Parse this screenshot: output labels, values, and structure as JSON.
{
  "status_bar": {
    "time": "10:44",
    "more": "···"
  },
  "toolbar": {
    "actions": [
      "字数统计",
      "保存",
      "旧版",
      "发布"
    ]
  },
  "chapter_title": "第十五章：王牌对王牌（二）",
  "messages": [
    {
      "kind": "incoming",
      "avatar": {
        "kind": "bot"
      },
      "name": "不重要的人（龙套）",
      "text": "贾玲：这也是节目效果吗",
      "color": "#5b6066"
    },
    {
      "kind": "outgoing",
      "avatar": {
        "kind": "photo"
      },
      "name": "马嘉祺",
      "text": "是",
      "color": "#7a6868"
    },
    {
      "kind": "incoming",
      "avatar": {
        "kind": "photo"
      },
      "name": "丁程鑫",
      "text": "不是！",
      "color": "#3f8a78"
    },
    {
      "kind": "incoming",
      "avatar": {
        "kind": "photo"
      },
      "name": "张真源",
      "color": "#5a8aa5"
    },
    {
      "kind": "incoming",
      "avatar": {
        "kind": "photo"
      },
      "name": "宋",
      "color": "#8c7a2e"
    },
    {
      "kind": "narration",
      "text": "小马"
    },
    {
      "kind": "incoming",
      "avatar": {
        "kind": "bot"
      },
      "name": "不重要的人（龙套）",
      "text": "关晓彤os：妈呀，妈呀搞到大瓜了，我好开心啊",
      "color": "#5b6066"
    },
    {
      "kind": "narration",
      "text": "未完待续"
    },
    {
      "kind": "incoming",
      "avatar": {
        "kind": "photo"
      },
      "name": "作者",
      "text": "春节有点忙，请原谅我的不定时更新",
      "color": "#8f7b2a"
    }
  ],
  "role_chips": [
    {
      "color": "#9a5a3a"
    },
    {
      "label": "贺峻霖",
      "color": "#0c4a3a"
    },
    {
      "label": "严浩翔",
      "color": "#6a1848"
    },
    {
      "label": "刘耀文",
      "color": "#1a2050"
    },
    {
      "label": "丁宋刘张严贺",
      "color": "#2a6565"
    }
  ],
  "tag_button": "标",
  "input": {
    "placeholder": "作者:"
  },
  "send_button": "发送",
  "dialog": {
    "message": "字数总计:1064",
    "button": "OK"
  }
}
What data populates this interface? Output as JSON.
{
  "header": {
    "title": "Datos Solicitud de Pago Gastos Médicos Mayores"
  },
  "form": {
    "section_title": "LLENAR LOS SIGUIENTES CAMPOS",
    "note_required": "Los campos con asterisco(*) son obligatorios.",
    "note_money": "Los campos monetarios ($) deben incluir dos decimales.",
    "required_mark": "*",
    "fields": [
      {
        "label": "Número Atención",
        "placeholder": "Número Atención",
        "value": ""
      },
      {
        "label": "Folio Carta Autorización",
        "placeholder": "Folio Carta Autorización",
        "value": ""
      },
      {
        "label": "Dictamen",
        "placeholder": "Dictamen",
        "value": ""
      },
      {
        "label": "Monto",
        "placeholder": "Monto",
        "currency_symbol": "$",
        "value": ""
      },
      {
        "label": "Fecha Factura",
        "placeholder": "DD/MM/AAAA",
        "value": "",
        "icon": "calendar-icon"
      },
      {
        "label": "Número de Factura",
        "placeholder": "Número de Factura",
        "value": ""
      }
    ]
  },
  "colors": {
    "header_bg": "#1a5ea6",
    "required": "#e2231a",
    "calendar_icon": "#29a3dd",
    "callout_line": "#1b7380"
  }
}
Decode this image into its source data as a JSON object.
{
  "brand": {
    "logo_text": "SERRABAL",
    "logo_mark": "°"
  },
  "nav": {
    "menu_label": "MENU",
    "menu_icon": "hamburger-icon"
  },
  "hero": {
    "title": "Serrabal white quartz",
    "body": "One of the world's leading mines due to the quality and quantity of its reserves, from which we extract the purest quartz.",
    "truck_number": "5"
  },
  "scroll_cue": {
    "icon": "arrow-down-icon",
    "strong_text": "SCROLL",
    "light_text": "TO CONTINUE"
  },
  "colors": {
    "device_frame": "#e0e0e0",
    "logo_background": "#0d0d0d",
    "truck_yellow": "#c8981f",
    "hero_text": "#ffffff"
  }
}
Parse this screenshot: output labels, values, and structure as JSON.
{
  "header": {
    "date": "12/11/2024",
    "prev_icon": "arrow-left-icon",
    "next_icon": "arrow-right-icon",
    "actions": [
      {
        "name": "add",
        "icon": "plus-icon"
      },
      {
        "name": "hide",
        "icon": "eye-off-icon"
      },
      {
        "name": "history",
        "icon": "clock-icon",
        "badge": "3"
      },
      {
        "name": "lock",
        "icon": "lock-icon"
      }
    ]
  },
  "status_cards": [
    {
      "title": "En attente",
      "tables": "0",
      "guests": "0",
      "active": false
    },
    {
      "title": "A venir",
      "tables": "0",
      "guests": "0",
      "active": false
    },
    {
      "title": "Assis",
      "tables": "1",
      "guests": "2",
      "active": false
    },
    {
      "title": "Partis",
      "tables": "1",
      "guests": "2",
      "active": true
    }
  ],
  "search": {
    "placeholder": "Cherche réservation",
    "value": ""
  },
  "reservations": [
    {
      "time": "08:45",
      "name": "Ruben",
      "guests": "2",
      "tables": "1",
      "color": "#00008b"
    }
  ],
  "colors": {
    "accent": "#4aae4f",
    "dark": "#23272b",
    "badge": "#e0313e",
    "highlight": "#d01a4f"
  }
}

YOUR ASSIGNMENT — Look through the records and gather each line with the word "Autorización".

TASK ANSWER —
        "label": "Folio Carta Autorización",
        "placeholder": "Folio Carta Autorización",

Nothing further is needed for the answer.